INPUT MATERIAL section start

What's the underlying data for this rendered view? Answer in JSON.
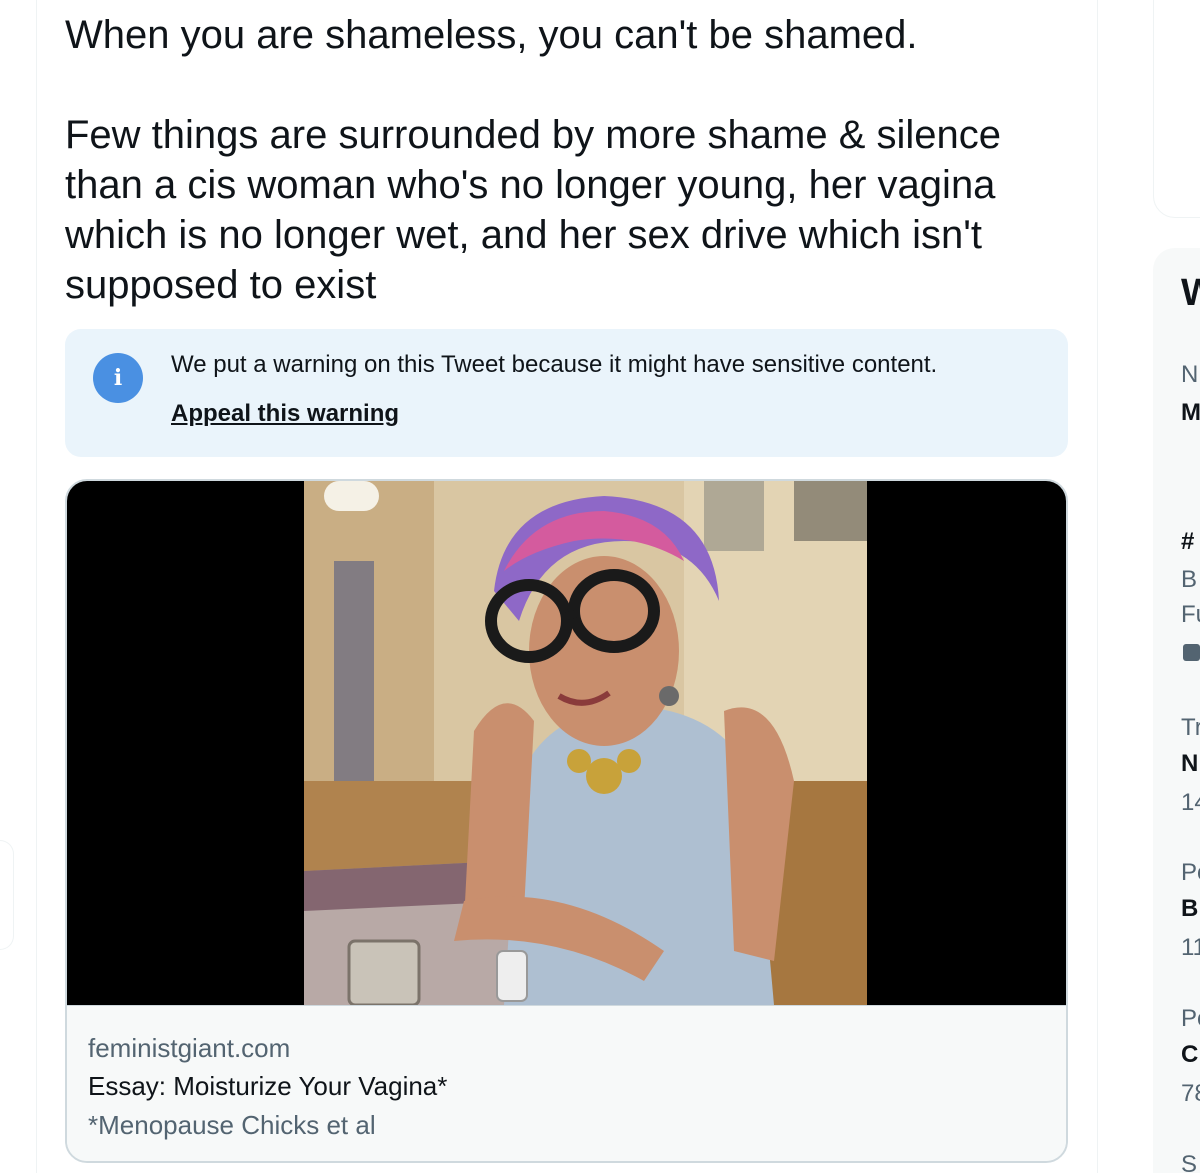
{
  "tweet": {
    "text": "When you are shameless, you can't be shamed.\n\nFew things are surrounded by more shame & silence\nthan a cis woman who's no longer young, her vagina\nwhich is no longer wet, and her sex drive which isn't\nsupposed to exist"
  },
  "warning": {
    "icon": "info-icon",
    "text": "We put a warning on this Tweet because it might have sensitive content.",
    "link_label": "Appeal this warning"
  },
  "link_card": {
    "domain": "feministgiant.com",
    "title": "Essay: Moisturize Your Vagina*",
    "description": "*Menopause Chicks et al"
  },
  "sidebar": {
    "heading_fragment": "W",
    "items": [
      {
        "meta": "N",
        "title": "M"
      },
      {
        "meta": "B",
        "title": "#",
        "extra": "Fu"
      },
      {
        "meta": "Tr",
        "title": "N",
        "count": "14"
      },
      {
        "meta": "Po",
        "title": "B",
        "count": "11"
      },
      {
        "meta": "Po",
        "title": "C",
        "count": "78"
      }
    ],
    "bottom_fragment": "S"
  },
  "colors": {
    "accent": "#1d9bf0",
    "warning_bg": "#eaf4fb",
    "info_icon": "#4a90e2",
    "muted_text": "#536471"
  }
}
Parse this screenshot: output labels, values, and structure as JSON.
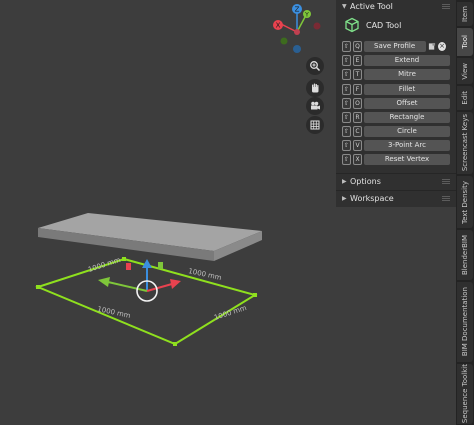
{
  "panel": {
    "header": "Active Tool",
    "tool_name": "CAD Tool",
    "tools": [
      {
        "key": "Q",
        "label": "Save Profile"
      },
      {
        "key": "E",
        "label": "Extend"
      },
      {
        "key": "T",
        "label": "Mitre"
      },
      {
        "key": "F",
        "label": "Fillet"
      },
      {
        "key": "O",
        "label": "Offset"
      },
      {
        "key": "R",
        "label": "Rectangle"
      },
      {
        "key": "C",
        "label": "Circle"
      },
      {
        "key": "V",
        "label": "3-Point Arc"
      },
      {
        "key": "X",
        "label": "Reset Vertex"
      }
    ],
    "close_glyph": "×",
    "options_label": "Options",
    "workspace_label": "Workspace"
  },
  "tabs": [
    "Item",
    "Tool",
    "View",
    "Edit",
    "Screencast Keys",
    "Text Density",
    "BlenderBIM",
    "BIM Documentation",
    "Sequence Toolkit"
  ],
  "gizmo": {
    "z_label": "Z",
    "y_label": "Y",
    "x_label": "X"
  },
  "viewport": {
    "dimensions": {
      "left_edge": "1000 mm",
      "top_edge": "1000 mm",
      "bottom_edge": "1000 mm",
      "right_edge": "1000 mm"
    }
  },
  "colors": {
    "axis_x": "#e8424f",
    "axis_y": "#7fc63a",
    "axis_z": "#3b8fe0",
    "selection": "#8fe01e",
    "slab": "#9a9a9a"
  }
}
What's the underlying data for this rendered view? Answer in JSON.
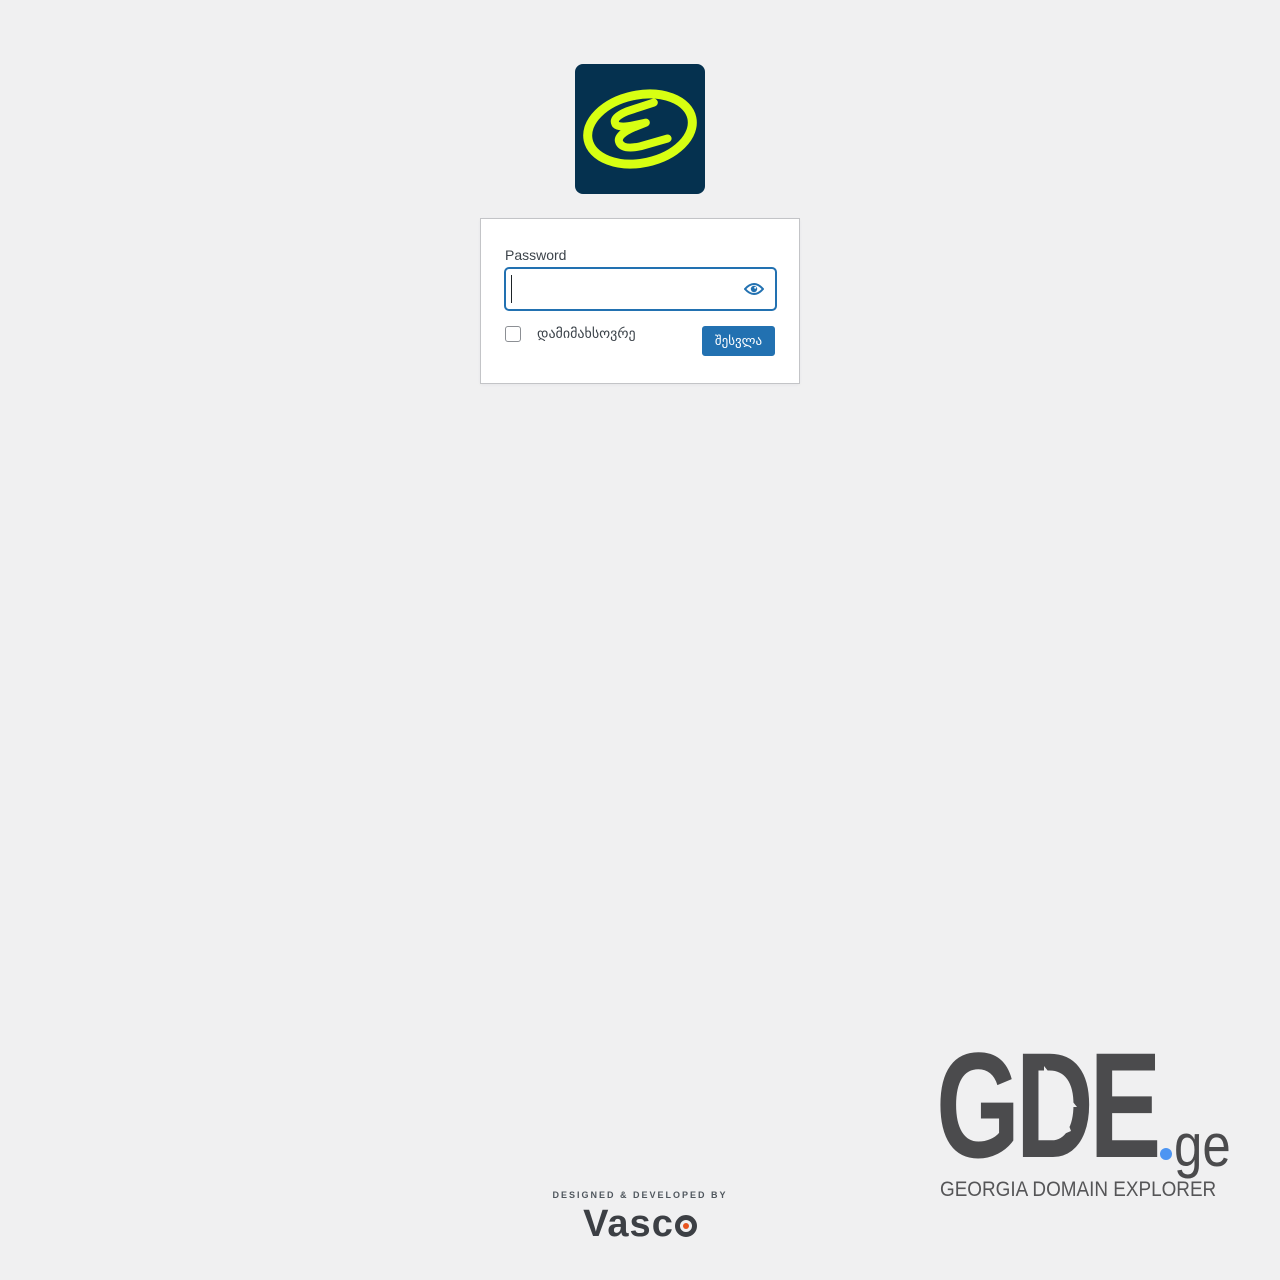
{
  "login": {
    "password_label": "Password",
    "password_value": "",
    "remember_label": "დამიმახსოვრე",
    "remember_checked": false,
    "submit_label": "შესვლა"
  },
  "icons": {
    "site_logo": "site-logo-emblem",
    "show_password": "eye-icon"
  },
  "footer": {
    "credit_text": "DESIGNED & DEVELOPED BY",
    "credit_brand": "Vasc"
  },
  "brand": {
    "name": "GDE",
    "tld": "ge",
    "tagline": "GEORGIA DOMAIN EXPLORER"
  },
  "colors": {
    "background": "#f0f0f1",
    "accent": "#2271b1",
    "logo_bg": "#05314f",
    "logo_mark": "#d7ff12",
    "brand_dot": "#4d95f2",
    "vasco_dot": "#e8541e"
  }
}
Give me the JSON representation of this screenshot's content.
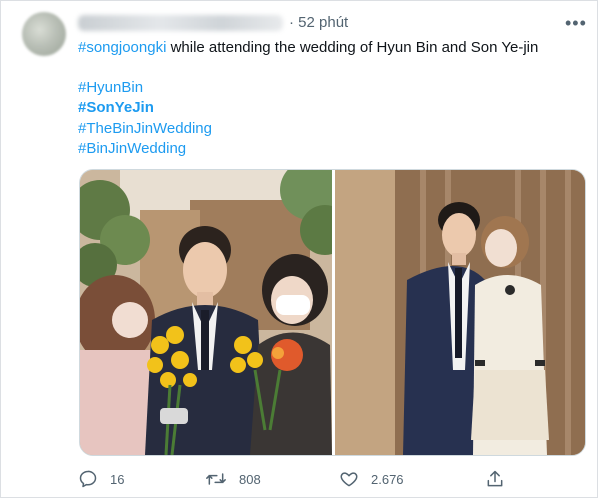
{
  "tweet": {
    "time": "· 52 phút",
    "more_label": "•••",
    "first_hashtag": "#songjoongki",
    "first_line_rest": " while attending the wedding of Hyun Bin and Son Ye-jin",
    "hashtags": [
      "#HyunBin",
      "#SonYeJin",
      "#TheBinJinWedding",
      "#BinJinWedding"
    ]
  },
  "actions": {
    "reply_count": "16",
    "retweet_count": "808",
    "like_count": "2.676"
  },
  "colors": {
    "link": "#1d9bf0",
    "text": "#0f1419",
    "muted": "#536471"
  },
  "icons": [
    "reply-icon",
    "retweet-icon",
    "like-icon",
    "share-icon",
    "more-icon"
  ]
}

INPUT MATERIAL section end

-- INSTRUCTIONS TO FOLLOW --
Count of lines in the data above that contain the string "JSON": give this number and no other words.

-- SOLUTION FOR THIS PROBLEM --
4